**Work task**
Every line below that has the string "преобразования" adds one to the count. Give that count by itself.

**The data**
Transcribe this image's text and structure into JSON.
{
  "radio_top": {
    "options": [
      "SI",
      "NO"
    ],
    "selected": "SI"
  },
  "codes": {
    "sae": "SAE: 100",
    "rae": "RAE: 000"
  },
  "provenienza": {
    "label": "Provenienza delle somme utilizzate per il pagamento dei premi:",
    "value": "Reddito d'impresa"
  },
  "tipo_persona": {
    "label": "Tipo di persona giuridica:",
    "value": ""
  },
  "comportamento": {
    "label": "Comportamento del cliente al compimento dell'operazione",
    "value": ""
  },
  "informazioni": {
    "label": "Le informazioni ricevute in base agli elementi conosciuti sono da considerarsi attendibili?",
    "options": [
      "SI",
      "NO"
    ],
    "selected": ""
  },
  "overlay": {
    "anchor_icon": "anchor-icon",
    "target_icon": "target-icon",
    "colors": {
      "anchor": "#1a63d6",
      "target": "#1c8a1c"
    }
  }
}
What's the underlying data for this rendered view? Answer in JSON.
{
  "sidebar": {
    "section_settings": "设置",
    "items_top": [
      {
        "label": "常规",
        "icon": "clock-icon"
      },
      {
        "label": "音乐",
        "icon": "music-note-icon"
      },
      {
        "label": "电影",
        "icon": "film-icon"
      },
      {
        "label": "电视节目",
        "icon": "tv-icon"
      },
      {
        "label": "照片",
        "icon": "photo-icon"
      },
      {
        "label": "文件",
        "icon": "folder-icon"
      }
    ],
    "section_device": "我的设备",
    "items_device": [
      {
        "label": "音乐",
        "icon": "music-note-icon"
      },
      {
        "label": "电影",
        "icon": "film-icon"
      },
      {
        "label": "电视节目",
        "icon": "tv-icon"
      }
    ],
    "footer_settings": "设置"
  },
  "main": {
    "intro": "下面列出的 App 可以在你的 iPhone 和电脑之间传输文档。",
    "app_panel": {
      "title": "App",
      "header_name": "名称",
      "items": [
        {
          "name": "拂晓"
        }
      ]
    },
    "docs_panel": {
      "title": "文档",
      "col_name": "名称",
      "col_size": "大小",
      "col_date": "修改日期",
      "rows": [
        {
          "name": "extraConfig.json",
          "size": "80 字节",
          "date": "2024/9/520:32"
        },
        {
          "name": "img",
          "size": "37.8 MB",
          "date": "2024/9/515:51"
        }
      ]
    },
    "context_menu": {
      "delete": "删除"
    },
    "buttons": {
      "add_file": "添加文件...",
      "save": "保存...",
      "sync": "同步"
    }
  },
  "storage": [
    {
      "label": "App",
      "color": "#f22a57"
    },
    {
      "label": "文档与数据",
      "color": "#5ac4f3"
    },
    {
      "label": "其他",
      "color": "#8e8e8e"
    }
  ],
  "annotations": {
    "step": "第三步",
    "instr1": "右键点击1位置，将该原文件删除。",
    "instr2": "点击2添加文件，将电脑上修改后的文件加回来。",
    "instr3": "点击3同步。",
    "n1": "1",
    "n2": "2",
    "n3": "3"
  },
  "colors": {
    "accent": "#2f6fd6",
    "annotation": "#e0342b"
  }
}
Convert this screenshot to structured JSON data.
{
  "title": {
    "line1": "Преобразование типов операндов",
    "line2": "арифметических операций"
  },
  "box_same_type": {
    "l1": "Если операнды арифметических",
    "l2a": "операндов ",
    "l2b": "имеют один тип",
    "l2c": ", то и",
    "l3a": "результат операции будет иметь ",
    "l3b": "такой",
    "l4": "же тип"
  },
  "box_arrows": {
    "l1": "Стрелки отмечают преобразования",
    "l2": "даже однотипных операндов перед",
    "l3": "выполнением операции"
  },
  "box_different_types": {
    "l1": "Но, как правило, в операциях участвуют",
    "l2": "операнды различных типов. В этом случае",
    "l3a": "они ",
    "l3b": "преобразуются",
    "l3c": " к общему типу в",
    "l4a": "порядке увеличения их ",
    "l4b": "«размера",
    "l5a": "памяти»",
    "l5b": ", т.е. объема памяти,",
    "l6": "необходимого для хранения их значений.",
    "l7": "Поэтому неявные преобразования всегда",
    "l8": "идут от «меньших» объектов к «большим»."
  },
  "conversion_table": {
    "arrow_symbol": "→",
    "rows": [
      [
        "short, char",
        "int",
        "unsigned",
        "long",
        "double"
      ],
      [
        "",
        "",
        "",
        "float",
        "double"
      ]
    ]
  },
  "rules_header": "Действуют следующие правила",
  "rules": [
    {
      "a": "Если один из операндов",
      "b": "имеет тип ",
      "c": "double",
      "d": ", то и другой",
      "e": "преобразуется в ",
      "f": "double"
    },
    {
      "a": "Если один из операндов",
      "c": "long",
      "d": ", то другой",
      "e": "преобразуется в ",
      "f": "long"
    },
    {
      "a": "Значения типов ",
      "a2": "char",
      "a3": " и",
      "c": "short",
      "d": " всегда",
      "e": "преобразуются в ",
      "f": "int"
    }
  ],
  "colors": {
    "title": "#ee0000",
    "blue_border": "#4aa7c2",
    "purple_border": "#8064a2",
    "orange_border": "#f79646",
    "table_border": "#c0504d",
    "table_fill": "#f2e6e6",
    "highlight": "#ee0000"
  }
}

**Completed exercise**
2